Work to be completed:
Please copy each line from the entries that contains the string "JSON".

━━━━━━━━━━

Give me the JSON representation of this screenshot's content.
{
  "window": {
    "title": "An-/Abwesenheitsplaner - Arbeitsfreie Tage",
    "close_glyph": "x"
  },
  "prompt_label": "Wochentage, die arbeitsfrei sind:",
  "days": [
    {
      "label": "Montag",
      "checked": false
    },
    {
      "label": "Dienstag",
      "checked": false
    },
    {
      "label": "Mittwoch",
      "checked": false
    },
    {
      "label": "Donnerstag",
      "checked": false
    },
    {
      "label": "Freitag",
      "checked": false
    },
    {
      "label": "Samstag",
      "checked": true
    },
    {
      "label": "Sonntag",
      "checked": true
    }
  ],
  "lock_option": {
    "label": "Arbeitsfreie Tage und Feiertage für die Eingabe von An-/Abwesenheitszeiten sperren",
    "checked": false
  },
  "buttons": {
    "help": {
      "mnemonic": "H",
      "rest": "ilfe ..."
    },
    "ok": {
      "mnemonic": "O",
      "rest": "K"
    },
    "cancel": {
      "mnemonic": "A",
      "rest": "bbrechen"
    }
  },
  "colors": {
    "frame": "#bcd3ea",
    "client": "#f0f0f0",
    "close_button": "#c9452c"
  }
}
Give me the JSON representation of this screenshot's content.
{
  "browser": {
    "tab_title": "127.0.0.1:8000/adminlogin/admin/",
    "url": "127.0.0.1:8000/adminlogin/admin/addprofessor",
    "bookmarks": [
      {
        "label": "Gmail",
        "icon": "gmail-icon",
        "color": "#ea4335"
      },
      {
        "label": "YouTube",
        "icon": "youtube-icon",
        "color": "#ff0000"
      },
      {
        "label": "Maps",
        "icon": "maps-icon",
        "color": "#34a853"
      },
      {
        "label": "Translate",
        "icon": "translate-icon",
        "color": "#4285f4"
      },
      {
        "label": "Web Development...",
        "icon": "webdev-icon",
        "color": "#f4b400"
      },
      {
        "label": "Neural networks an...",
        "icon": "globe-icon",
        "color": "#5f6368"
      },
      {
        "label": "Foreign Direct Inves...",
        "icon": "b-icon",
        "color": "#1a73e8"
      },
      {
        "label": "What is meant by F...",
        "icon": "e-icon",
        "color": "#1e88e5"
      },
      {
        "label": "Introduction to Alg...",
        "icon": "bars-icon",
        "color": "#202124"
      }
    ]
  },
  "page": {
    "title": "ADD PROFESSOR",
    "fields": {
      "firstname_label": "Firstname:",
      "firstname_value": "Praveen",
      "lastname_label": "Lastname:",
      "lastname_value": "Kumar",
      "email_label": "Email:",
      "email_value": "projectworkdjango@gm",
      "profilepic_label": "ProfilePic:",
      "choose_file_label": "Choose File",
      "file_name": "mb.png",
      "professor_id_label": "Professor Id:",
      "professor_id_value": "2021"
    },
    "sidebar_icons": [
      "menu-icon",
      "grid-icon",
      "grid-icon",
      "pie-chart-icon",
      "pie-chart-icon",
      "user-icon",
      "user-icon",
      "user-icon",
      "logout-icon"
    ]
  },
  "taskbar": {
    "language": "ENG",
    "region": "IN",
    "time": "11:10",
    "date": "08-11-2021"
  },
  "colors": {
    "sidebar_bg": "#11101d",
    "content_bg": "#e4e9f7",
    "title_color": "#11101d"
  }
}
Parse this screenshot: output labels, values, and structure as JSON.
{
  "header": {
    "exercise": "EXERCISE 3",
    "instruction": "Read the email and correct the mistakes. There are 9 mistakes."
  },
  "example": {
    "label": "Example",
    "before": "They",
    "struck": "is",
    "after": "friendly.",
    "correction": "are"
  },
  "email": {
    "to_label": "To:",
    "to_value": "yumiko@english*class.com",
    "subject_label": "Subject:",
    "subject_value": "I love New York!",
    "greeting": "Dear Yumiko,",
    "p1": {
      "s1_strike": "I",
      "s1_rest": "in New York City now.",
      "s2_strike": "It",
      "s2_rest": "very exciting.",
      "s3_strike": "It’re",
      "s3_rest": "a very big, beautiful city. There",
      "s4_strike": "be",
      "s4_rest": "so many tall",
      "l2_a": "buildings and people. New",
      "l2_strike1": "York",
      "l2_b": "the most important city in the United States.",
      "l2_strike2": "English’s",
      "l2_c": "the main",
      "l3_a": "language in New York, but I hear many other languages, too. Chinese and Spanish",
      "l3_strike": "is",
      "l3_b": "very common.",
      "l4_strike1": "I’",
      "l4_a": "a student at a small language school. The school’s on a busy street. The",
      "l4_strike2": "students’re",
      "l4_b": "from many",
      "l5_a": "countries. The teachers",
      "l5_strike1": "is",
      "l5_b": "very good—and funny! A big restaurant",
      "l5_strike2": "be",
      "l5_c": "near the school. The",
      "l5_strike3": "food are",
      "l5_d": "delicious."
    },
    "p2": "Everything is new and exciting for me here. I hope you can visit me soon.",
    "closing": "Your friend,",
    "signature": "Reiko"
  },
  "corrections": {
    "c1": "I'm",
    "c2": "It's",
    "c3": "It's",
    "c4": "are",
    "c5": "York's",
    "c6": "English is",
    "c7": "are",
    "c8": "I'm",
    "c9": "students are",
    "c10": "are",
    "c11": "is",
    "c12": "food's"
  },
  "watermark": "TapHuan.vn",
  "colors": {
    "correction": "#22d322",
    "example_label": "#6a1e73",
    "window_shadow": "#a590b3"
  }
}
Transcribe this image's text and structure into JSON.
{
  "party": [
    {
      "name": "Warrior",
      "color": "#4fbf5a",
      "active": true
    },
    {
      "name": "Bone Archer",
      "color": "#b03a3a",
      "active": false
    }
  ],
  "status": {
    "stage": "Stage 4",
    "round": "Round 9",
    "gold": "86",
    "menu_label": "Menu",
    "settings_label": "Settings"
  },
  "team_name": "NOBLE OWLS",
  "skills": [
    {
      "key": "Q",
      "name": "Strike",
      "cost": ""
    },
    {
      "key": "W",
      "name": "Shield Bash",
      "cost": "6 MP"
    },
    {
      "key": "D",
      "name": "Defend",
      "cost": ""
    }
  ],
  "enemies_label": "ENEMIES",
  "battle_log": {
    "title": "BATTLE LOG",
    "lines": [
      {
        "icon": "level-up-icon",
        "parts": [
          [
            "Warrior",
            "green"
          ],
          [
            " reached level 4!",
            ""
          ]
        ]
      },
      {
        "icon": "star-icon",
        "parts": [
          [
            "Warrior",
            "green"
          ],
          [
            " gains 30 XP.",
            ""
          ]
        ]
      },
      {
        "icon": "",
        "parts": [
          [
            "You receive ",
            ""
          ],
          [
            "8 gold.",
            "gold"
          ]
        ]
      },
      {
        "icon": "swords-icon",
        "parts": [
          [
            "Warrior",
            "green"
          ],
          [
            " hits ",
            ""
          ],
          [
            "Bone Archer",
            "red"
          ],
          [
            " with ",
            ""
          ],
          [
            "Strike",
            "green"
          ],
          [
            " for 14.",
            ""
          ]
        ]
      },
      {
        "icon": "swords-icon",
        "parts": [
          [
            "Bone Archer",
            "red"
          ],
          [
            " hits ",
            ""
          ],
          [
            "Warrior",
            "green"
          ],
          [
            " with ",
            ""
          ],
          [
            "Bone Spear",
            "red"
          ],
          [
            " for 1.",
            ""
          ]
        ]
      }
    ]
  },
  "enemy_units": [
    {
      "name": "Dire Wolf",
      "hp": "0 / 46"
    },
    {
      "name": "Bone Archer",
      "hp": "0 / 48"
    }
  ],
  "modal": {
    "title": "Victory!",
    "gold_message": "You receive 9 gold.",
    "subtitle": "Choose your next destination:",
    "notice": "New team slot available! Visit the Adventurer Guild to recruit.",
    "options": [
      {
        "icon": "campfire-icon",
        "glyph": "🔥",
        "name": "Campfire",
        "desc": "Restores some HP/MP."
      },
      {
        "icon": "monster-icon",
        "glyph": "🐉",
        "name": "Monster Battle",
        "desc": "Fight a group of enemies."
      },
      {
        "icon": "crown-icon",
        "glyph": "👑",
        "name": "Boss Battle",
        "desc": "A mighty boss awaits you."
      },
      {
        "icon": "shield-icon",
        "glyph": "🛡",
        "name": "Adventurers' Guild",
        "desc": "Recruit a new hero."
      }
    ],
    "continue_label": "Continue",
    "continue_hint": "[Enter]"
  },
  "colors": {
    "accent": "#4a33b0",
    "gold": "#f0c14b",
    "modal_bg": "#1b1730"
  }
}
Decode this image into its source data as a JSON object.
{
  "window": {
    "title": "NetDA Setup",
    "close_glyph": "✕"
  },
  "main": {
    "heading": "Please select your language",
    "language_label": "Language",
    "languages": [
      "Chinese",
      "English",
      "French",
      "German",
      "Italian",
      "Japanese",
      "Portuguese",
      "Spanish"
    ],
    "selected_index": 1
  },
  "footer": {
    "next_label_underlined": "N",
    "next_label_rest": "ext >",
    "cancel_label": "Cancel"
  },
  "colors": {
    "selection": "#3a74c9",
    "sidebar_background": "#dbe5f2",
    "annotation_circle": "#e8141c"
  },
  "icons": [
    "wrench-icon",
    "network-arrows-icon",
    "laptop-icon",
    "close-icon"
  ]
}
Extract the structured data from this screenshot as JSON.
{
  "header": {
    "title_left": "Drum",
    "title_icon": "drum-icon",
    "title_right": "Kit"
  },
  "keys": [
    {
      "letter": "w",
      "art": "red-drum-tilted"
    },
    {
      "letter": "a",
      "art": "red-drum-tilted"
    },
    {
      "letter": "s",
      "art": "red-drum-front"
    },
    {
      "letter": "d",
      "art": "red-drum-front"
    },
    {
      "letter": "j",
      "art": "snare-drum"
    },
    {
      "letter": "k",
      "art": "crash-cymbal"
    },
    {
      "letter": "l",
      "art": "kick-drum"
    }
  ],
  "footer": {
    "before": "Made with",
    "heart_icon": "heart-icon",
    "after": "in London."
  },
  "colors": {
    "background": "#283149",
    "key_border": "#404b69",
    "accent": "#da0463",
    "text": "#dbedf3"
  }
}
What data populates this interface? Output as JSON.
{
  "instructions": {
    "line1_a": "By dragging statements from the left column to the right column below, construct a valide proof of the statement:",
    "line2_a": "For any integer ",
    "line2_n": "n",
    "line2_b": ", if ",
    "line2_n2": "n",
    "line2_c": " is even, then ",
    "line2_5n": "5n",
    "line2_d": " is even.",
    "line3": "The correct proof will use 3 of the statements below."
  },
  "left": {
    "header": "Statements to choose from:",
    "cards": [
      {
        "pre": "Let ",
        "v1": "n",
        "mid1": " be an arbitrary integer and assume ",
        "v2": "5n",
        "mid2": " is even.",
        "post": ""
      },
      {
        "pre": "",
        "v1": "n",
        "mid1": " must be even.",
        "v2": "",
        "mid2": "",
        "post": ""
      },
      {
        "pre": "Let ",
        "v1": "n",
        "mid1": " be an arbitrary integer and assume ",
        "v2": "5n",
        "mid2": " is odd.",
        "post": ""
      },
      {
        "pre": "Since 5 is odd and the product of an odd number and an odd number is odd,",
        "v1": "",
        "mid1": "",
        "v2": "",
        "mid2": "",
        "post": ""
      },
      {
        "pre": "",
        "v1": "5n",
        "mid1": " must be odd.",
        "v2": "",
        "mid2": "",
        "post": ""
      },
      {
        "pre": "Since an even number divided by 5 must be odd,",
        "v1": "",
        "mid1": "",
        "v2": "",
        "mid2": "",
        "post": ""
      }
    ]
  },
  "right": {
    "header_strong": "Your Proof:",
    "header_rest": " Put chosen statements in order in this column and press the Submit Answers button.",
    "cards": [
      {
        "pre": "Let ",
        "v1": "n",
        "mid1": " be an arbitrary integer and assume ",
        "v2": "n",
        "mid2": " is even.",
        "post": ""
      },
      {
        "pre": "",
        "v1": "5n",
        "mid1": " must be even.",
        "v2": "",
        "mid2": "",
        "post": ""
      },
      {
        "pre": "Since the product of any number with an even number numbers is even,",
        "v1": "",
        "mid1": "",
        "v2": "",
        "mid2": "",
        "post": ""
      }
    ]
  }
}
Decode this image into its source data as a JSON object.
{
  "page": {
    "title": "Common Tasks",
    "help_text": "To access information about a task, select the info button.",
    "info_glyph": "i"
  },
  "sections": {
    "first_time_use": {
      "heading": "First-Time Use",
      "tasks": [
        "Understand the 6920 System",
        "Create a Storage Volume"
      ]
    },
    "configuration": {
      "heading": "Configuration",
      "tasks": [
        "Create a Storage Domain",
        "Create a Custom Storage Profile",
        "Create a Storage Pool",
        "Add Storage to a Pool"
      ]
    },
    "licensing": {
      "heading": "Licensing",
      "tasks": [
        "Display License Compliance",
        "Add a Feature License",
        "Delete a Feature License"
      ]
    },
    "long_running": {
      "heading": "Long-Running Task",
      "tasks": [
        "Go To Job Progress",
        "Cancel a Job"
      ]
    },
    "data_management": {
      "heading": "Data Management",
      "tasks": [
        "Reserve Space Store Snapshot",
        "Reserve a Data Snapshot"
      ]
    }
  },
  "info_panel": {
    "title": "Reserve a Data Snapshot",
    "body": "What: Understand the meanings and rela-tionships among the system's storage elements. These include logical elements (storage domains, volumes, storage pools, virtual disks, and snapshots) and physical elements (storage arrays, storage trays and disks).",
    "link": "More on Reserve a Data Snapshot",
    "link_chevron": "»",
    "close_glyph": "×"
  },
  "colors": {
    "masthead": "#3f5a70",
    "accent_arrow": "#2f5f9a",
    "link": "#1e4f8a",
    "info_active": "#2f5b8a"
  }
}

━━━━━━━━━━

Result of the exercise:
Give me the JSON representation of this screenshot's content.
Give me the JSON representation of this screenshot's content.
Parse this screenshot: output labels, values, and structure as JSON.
Transcribe this image's text and structure into JSON.
Decode this image into its source data as a JSON object.
Extract the structured data from this screenshot as JSON.
What data populates this interface? Output as JSON.
Decode this image into its source data as a JSON object.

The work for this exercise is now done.